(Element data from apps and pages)
--- START ---
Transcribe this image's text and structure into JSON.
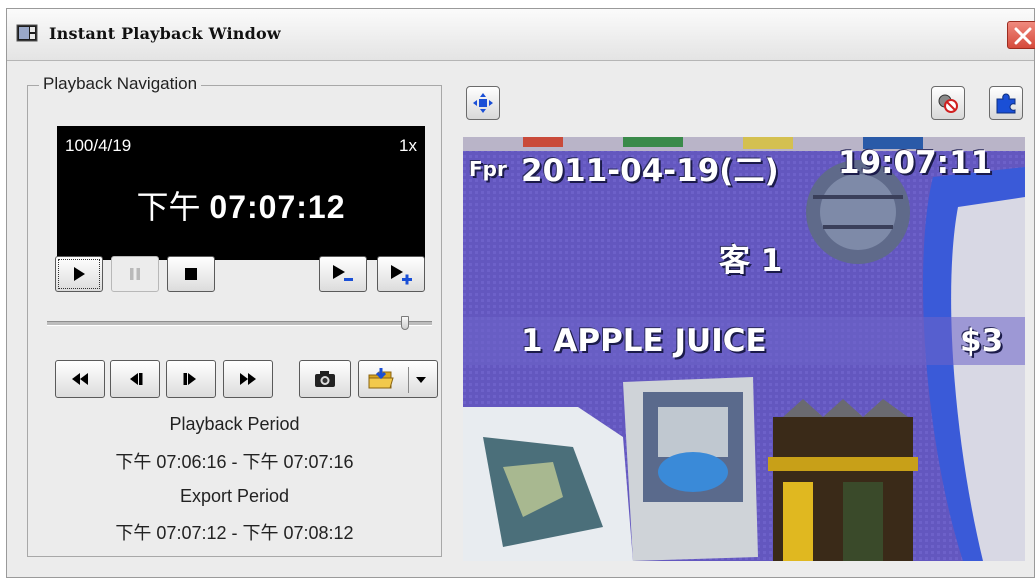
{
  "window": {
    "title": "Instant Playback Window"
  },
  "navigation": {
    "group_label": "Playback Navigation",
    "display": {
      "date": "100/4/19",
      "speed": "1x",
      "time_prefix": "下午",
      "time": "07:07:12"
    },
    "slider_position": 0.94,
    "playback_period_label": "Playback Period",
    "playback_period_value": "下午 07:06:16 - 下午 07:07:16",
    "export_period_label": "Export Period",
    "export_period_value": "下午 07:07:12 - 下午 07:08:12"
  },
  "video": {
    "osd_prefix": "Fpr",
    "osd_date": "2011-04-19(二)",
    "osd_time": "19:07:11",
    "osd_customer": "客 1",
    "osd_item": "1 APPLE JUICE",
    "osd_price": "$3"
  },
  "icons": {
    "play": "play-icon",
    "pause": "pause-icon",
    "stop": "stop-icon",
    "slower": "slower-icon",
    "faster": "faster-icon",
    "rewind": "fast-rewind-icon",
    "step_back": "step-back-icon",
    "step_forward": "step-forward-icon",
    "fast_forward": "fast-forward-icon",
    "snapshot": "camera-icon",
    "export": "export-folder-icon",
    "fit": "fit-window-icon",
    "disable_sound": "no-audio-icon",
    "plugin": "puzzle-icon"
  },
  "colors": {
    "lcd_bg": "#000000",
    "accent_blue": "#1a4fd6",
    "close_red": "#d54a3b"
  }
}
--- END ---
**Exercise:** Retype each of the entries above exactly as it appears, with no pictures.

**Your response:**
Transcribe this image's text and structure into JSON.
{
  "window": {
    "title": "Instant Playback Window"
  },
  "navigation": {
    "group_label": "Playback Navigation",
    "display": {
      "date": "100/4/19",
      "speed": "1x",
      "time_prefix": "下午",
      "time": "07:07:12"
    },
    "slider_position": 0.94,
    "playback_period_label": "Playback Period",
    "playback_period_value": "下午 07:06:16 - 下午 07:07:16",
    "export_period_label": "Export Period",
    "export_period_value": "下午 07:07:12 - 下午 07:08:12"
  },
  "video": {
    "osd_prefix": "Fpr",
    "osd_date": "2011-04-19(二)",
    "osd_time": "19:07:11",
    "osd_customer": "客 1",
    "osd_item": "1 APPLE JUICE",
    "osd_price": "$3"
  },
  "icons": {
    "play": "play-icon",
    "pause": "pause-icon",
    "stop": "stop-icon",
    "slower": "slower-icon",
    "faster": "faster-icon",
    "rewind": "fast-rewind-icon",
    "step_back": "step-back-icon",
    "step_forward": "step-forward-icon",
    "fast_forward": "fast-forward-icon",
    "snapshot": "camera-icon",
    "export": "export-folder-icon",
    "fit": "fit-window-icon",
    "disable_sound": "no-audio-icon",
    "plugin": "puzzle-icon"
  },
  "colors": {
    "lcd_bg": "#000000",
    "accent_blue": "#1a4fd6",
    "close_red": "#d54a3b"
  }
}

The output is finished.